#### Dataset content

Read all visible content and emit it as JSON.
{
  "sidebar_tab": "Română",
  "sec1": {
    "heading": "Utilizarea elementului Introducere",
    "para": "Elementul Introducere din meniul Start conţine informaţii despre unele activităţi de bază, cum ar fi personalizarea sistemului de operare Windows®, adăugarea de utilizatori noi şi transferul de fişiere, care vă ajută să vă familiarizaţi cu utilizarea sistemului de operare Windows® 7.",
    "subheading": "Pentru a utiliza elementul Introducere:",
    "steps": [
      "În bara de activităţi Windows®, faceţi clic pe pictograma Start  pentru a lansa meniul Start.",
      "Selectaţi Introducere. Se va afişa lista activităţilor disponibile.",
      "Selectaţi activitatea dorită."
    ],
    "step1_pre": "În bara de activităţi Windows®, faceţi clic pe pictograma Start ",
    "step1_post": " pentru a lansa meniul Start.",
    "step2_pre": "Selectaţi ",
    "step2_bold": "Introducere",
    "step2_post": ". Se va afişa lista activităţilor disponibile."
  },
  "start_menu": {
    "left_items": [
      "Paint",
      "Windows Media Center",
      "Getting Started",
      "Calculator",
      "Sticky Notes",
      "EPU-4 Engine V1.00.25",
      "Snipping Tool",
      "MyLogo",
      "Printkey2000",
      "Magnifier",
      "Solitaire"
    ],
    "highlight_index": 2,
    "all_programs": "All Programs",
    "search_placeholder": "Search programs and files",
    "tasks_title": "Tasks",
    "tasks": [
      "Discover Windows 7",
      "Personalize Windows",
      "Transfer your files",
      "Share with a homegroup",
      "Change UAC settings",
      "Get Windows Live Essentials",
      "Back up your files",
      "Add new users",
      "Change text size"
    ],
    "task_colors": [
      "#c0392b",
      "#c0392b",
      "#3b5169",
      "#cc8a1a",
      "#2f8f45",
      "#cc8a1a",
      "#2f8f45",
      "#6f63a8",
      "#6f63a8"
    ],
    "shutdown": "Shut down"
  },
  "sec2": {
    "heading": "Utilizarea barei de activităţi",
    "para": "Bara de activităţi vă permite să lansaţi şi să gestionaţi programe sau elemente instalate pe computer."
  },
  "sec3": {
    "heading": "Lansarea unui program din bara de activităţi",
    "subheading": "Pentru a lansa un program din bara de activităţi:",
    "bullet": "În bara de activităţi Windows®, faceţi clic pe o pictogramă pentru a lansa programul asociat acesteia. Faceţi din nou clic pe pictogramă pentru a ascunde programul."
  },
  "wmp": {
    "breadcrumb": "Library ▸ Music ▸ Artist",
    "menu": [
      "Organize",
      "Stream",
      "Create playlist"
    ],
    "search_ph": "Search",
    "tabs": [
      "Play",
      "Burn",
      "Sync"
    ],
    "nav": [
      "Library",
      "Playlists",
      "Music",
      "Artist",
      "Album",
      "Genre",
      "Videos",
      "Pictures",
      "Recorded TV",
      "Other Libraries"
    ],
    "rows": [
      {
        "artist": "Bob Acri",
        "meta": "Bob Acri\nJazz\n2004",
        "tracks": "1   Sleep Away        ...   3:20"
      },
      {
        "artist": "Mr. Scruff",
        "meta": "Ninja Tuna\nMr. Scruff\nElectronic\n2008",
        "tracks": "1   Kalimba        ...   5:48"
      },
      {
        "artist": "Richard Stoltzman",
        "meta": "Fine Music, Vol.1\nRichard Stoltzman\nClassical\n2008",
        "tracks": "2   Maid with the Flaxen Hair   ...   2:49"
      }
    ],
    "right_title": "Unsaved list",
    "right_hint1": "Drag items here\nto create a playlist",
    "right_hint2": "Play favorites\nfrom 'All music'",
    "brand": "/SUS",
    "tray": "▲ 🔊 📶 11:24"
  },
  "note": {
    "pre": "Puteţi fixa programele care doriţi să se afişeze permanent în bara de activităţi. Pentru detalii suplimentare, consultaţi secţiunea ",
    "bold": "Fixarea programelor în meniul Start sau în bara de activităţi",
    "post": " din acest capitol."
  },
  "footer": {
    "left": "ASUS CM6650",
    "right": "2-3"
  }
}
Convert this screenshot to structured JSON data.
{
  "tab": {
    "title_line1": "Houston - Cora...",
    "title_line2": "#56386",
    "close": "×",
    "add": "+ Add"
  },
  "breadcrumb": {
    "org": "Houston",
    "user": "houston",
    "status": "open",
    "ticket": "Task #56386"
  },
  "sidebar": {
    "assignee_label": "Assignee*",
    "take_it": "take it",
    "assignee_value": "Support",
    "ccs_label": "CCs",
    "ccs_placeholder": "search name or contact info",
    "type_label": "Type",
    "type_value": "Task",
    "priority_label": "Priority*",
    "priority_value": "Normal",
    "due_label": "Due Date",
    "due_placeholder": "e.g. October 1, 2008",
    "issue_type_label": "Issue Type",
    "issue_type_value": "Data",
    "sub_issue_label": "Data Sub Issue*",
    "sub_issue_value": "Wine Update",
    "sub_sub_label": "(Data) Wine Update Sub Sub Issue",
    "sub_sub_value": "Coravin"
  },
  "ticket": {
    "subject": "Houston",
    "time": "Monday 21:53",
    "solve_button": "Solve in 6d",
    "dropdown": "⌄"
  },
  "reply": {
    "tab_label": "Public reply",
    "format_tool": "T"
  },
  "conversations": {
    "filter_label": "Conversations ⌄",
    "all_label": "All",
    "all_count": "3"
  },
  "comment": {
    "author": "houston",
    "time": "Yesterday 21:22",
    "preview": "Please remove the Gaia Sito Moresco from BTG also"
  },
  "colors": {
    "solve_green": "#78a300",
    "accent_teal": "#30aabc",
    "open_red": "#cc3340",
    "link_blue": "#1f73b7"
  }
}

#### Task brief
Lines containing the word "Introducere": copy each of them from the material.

#### Response to the exercise
    "heading": "Utilizarea elementului Introducere",
    "para": "Elementul Introducere din meniul Start conţine informaţii despre unele activităţi de bază, cum ar fi personalizarea sistemului de operare Windows®, adăugarea de utilizatori noi şi transferul de fişiere, care vă ajută să vă familiarizaţi cu utilizarea sistemului de operare Windows® 7.",
    "subheading": "Pentru a utiliza elementul Introducere:",
      "Selectaţi Introducere. Se va afişa lista activităţilor disponibile.",
    "step2_bold": "Introducere",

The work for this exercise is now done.